I have the app't with the chiro tomorrow afternoon, and don't feel good about it. My thought is to go and talk with him w/o allowing any treatment and just see what gut feeling I have. I am also going to call my PT tomorrow to let him know what the PM said. I still have two approved visits left. My PT had discussed the traction option with me, but didn't want to do it w/o a script. The PM wrote a script for the chiro to do only facet joint mobilization, not SI. I don't even feel comfortable with the script b/c he is so much in disagreement with the PT after only seeing me for 15 minutes, and not even believing my MRI was accurate.
Everything you describe about your SI joint pain is what I have. It makes so much sense!! I know my SI joint is the cause of the arthritis in the facet joints. Perhaps I had some there before I fell as I've had symptoms of stiffness before my injury. It has been progressively worse since then. I also think the arthritis could be in the SI joint, if that's possible.
AJD...The pain in that joint feels as if someone is taking a knife and turning it around. It's sharp, stabbing, and happens depending on how I move. Sometimes, I could just reach a little bit to pick up my drink when I am sitting at the table, and I get the pain, or when I'm reaching out my car door window at the bank drive thru. Or, when I'm turning around to look out my window when driving. It happens during the night when I change positions in my bed. Sometimes, it wakes me up. I feel relief when I'm walking, but later on, the stiffness and pain returns.
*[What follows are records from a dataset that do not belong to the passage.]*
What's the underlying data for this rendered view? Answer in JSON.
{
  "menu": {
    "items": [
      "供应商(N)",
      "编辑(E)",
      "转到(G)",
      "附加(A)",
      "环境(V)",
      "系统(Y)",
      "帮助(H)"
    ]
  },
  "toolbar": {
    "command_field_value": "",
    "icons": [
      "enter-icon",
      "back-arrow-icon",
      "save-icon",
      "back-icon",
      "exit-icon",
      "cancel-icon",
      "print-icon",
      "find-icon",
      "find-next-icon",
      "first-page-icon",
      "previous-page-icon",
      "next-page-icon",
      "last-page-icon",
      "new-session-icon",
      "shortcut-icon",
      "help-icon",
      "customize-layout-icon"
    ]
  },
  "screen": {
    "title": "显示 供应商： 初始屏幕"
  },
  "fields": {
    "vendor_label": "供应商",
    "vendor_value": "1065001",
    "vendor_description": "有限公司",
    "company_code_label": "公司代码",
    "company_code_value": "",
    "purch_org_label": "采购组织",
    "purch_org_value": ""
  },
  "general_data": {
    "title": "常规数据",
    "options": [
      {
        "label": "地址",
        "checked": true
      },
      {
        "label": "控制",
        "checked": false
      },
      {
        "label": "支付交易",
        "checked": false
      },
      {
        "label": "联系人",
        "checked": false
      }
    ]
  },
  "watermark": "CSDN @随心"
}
How interesting about the PM's having their privileges yanked. It doesn't surprise me at all!! I have read some about the DO's, and they sound like doctors I would like to see. I am going to find one instead of a PM.
I agree with you on the insurance issue. Been there before some years ago for my son's illness (another story for another board Had to pay alot of uncovered bills. Convinced the hospital to write off 80% of one hospital stay, and convinced DH's employer to cover another time. Spent alot of time fighting for our rights. Still have one doc we pay most out of pocket, it's worth it b/c he's good.
Prolo sounds pretty painful!! Do you think it was worth it? I'm sorry it's been so difficult for you to find what you need, it seems it's become the norm these days to get help for any kind of illness. Insurance continues to get more and more expensive for less coverage.
Where I live, I am able to find out info about doctors online. We have a county website where you can look up anyone, and if they have ever been in our court system, it will show up. I found out my dentist is a convicted multiple DUI offender, I've found other ones who have been sued for all kinds of things. They even publish PDF files of actual court documents (complaints, summons, etc). Our state also has a license lookup for everyone who needs a license to work...right down to barbers and hairdressers. You can find out if the docs have pending actions, when their licenses expire, when they were born, what school they went to, what certifications they have. It gives you a good idea, but docs can still be whack jobs.
Again, thank you for all the great info. I'm sure you are helping alot of people besides me. It's so nice to know people who understand. I've been pretty upset this weekend over my recent experiences with these docs. Just have to keep looking for the right one.